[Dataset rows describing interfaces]

++++

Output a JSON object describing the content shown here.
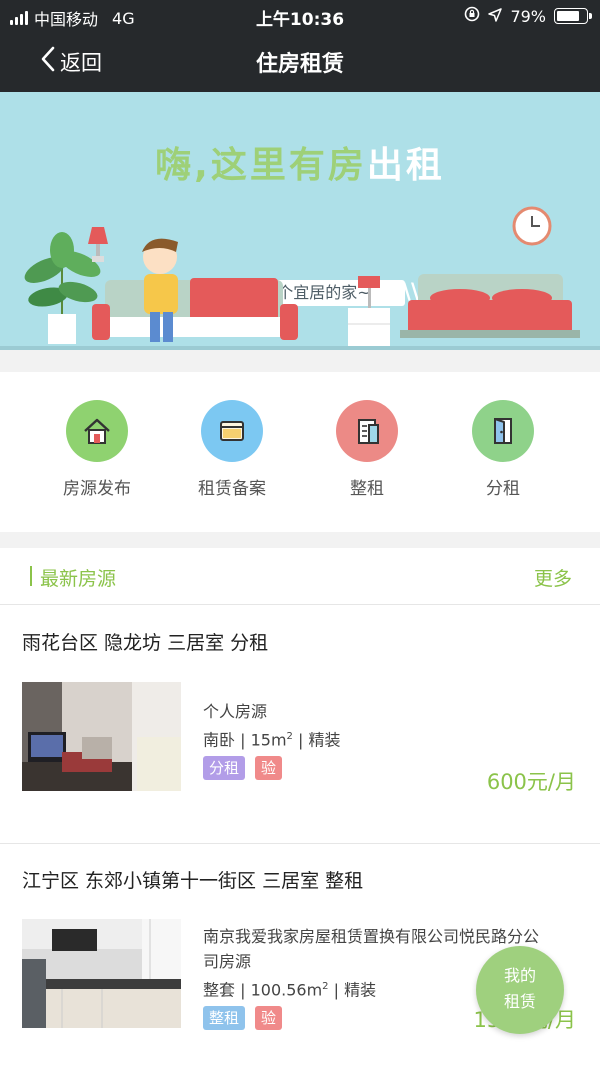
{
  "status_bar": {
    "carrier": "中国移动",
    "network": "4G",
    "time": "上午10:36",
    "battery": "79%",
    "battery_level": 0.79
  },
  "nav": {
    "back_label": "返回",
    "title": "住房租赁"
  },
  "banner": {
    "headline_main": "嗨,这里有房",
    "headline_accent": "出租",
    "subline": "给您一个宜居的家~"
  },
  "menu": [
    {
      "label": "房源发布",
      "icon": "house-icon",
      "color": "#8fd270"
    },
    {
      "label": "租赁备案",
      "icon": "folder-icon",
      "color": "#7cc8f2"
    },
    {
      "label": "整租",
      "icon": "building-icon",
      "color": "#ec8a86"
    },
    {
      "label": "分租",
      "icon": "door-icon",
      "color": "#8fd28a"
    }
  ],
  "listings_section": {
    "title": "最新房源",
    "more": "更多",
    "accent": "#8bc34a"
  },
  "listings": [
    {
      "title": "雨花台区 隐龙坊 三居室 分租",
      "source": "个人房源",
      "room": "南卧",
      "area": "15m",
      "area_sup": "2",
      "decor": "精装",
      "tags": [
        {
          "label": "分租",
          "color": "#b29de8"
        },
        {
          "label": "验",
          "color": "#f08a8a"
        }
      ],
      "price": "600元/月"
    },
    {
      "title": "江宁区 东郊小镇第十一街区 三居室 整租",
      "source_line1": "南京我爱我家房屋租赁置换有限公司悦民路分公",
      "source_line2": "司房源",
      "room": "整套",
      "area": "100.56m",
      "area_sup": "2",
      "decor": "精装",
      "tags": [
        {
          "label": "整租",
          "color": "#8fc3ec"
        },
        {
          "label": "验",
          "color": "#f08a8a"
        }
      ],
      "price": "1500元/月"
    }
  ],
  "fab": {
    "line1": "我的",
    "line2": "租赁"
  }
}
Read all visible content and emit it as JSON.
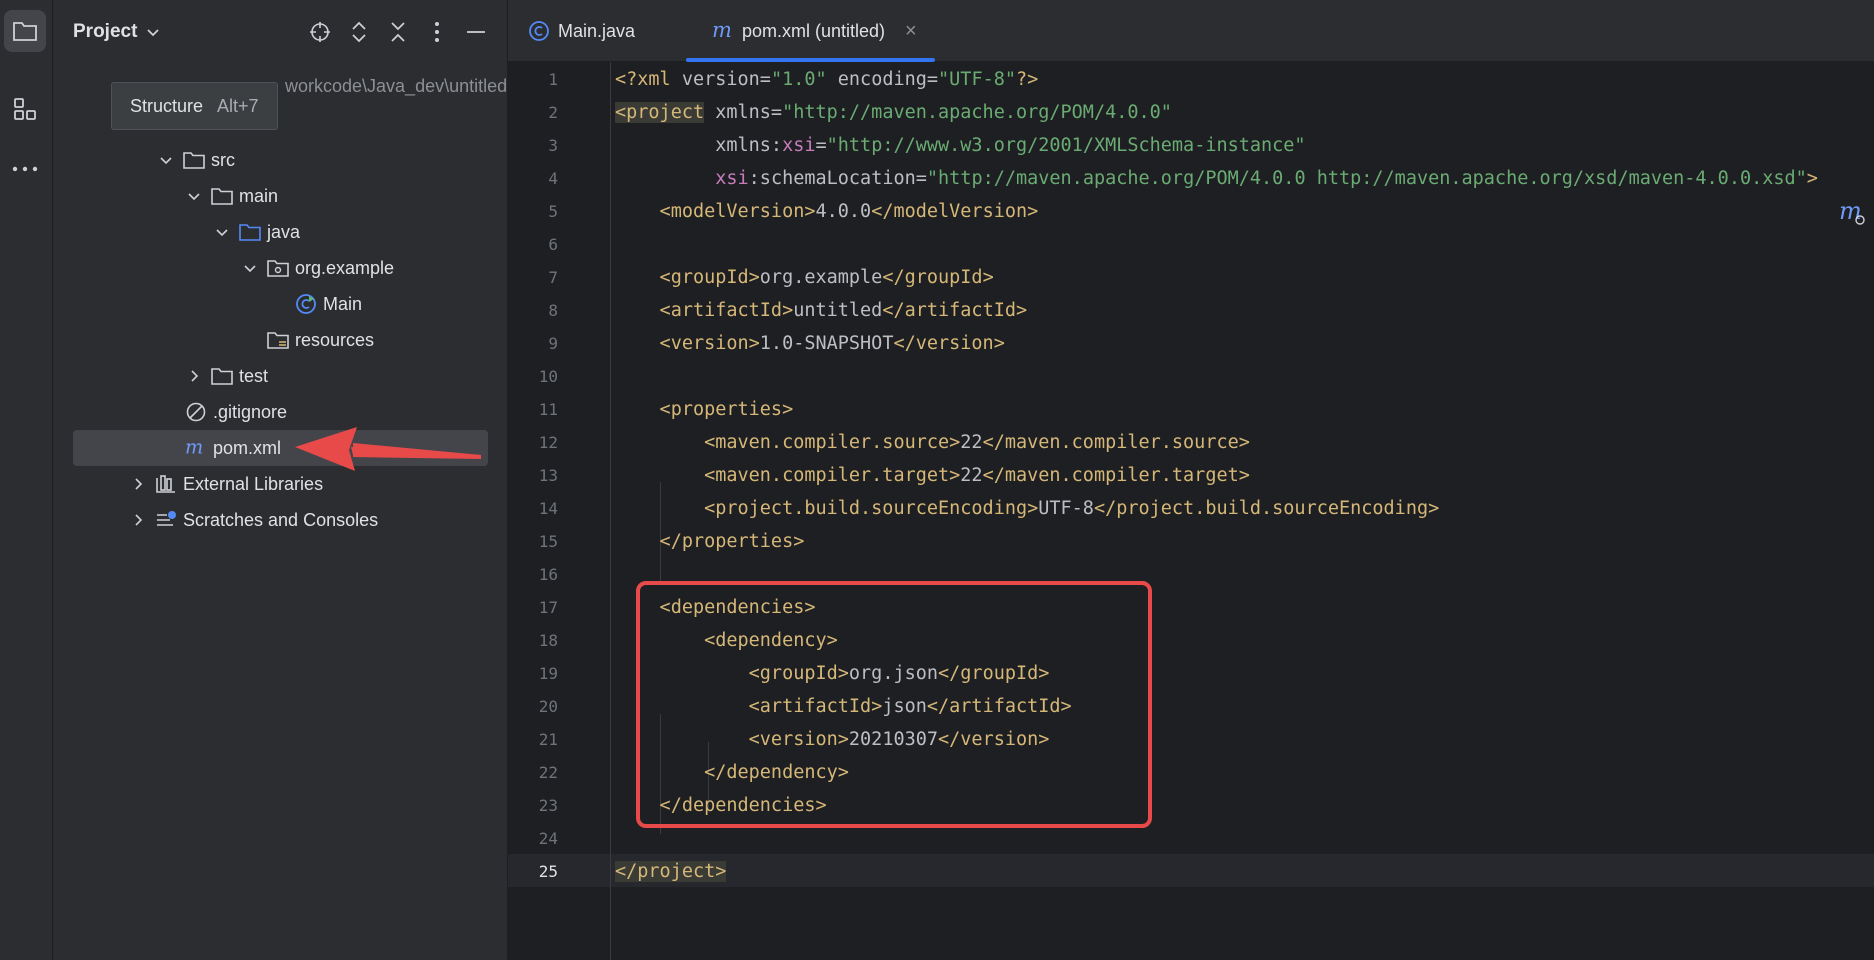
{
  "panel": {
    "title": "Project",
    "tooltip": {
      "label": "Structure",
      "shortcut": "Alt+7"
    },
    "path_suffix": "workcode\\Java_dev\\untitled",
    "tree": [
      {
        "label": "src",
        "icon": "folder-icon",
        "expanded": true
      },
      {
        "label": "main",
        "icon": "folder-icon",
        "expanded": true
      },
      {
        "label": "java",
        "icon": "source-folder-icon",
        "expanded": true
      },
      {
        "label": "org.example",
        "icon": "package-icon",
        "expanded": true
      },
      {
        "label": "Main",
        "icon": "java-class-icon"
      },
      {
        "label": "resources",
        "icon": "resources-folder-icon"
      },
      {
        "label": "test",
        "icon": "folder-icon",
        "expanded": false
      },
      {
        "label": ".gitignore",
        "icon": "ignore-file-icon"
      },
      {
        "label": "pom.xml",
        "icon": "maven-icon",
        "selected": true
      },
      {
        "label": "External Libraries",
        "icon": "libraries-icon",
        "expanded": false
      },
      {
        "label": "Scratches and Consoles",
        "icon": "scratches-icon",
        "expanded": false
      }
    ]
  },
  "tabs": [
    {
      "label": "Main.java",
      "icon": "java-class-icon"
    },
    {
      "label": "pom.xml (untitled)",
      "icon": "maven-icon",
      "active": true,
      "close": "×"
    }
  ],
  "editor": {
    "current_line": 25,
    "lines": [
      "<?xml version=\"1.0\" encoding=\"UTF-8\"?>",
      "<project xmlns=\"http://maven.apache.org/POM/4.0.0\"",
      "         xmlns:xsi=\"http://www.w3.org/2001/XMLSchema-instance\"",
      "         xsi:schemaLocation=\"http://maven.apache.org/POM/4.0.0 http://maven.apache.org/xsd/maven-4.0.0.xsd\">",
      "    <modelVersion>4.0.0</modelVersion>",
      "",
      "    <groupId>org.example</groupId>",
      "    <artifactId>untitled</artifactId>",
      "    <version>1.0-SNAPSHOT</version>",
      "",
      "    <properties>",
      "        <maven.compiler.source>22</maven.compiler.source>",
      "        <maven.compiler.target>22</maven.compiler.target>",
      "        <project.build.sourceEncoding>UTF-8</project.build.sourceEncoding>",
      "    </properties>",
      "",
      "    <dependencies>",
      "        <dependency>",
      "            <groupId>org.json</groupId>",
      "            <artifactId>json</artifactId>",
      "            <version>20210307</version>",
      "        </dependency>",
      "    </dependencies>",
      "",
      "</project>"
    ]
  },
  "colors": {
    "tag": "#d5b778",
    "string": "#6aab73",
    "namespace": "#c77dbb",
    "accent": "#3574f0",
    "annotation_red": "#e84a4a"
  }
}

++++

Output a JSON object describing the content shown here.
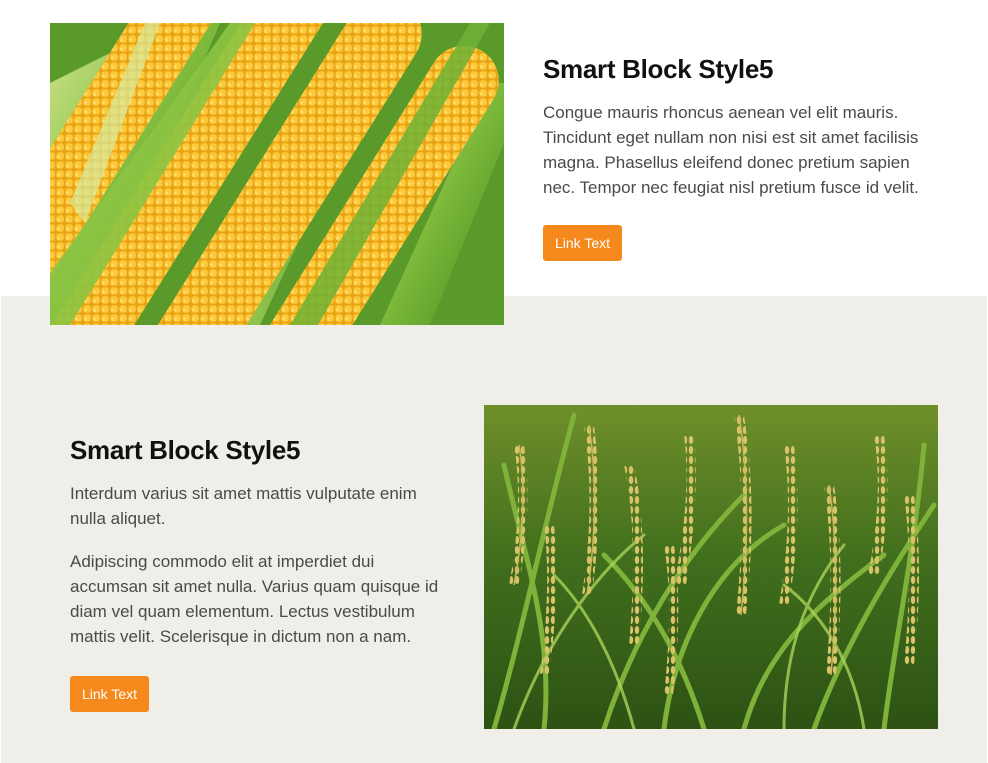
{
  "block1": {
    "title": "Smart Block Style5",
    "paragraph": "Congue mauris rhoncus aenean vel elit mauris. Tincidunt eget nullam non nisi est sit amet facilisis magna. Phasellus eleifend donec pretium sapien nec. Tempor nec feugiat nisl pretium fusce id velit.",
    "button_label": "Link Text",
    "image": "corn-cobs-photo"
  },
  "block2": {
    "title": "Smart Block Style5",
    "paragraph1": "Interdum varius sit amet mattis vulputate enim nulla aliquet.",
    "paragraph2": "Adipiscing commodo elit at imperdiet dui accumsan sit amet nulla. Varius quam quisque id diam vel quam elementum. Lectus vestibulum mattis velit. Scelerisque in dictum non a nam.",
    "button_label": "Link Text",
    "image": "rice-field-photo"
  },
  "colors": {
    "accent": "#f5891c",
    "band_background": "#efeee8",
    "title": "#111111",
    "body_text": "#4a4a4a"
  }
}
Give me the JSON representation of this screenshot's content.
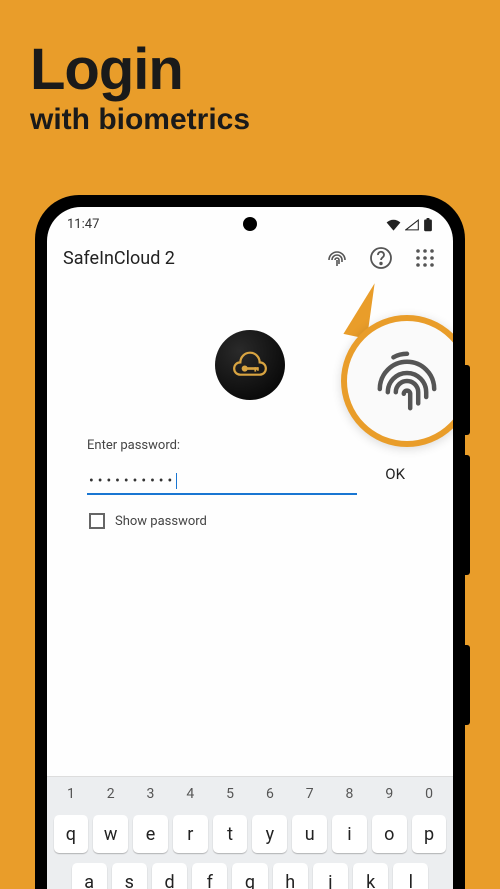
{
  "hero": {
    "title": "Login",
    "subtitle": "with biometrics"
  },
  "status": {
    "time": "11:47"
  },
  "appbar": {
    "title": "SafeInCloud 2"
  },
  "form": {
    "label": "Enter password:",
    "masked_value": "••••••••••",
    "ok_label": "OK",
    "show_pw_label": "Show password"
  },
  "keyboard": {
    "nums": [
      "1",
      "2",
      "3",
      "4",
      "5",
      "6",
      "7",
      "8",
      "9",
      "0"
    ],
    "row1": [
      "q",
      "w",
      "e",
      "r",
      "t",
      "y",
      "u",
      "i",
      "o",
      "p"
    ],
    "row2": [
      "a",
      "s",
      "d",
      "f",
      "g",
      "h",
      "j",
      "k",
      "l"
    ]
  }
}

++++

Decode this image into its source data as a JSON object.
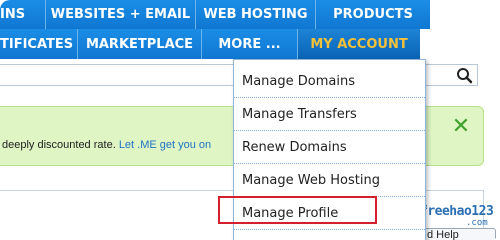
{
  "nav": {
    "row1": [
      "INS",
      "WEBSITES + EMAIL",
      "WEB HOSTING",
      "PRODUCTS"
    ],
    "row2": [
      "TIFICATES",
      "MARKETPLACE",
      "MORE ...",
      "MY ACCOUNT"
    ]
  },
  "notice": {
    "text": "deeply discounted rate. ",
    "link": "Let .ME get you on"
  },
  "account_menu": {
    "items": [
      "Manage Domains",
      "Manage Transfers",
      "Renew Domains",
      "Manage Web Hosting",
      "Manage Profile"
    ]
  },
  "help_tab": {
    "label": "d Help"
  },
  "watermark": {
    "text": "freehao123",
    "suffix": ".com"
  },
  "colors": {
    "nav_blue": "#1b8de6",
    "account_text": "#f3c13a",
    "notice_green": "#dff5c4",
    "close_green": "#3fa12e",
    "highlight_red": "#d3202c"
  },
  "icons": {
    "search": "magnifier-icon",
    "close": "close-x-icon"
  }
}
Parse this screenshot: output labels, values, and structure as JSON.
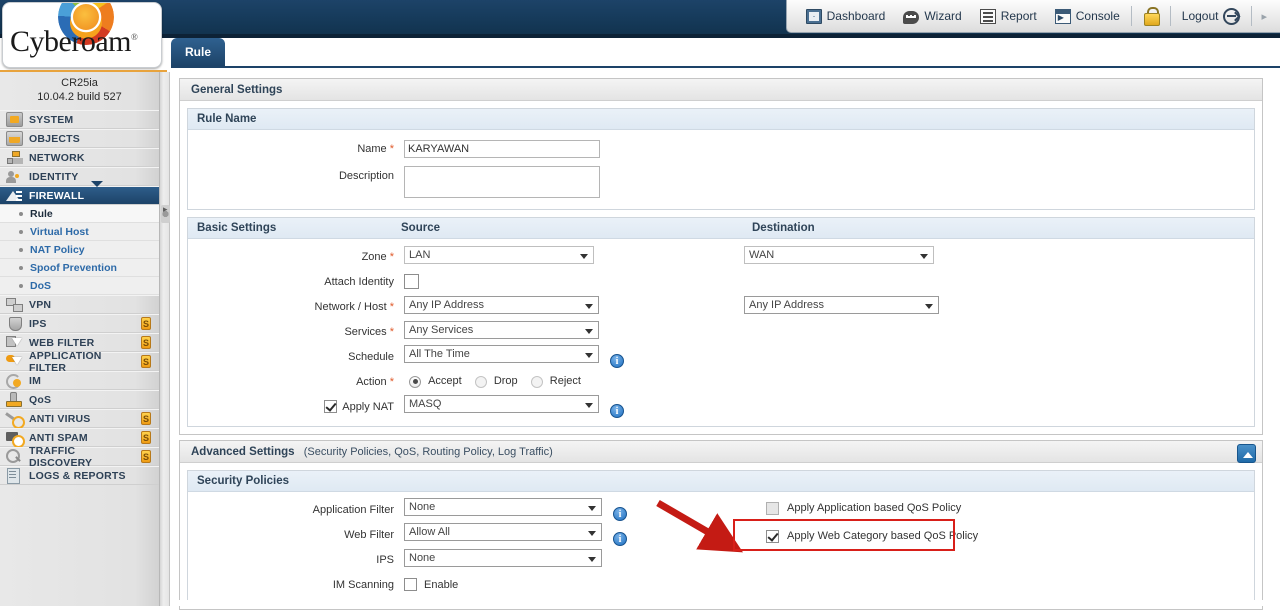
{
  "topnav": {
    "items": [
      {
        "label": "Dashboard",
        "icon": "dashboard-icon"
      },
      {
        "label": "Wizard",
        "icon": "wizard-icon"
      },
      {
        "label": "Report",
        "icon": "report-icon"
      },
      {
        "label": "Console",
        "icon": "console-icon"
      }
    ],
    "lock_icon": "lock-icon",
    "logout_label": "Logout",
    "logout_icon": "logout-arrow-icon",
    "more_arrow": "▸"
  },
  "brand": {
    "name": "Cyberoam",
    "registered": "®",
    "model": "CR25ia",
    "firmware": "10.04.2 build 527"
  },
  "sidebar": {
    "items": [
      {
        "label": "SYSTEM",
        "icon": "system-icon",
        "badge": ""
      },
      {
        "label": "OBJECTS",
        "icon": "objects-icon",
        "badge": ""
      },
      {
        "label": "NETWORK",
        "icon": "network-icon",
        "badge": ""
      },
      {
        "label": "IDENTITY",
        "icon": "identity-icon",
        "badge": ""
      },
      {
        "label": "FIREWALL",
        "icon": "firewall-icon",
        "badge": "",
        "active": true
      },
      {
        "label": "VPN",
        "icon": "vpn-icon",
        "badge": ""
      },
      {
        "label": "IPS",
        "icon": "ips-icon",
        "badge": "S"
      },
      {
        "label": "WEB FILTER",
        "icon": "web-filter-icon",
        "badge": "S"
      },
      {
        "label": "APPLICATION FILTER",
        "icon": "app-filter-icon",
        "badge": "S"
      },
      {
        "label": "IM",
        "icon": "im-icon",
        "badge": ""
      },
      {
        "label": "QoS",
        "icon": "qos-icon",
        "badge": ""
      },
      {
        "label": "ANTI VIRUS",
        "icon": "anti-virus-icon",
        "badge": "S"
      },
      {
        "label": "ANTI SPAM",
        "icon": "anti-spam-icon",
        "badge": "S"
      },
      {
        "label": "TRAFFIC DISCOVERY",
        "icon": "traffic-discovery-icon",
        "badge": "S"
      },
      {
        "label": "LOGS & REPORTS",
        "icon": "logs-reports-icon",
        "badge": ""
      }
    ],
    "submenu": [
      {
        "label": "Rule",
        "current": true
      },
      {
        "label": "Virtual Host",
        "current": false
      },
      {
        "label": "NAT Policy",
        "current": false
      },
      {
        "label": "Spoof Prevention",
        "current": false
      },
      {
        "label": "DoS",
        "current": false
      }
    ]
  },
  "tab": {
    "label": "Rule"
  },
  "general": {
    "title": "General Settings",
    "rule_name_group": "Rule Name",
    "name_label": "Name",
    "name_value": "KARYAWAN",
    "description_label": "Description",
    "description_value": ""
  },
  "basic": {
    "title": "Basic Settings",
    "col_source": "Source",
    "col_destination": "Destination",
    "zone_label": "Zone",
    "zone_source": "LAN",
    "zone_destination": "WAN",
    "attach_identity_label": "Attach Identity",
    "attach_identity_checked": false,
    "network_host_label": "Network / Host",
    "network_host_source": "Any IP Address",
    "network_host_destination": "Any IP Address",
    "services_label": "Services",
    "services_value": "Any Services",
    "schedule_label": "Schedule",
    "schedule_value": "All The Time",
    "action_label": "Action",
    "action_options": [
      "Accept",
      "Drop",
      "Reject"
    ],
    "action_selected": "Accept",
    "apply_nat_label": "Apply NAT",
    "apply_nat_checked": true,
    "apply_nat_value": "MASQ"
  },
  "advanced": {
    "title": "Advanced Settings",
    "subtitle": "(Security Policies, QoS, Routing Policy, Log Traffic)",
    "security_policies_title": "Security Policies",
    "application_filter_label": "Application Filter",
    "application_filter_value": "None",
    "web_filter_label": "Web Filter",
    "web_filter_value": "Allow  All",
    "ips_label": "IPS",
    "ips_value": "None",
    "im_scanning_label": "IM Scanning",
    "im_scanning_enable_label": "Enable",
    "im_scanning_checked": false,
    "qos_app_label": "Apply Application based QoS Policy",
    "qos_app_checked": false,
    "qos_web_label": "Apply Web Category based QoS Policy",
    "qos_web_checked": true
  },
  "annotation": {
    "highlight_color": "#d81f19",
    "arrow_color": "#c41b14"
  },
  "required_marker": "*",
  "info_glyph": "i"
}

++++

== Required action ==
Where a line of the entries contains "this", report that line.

== Response box ==
Give me the JSON representation of this screenshot's content.
Decode this image into its source data as a JSON object.
Parse this screenshot: output labels, values, and structure as JSON.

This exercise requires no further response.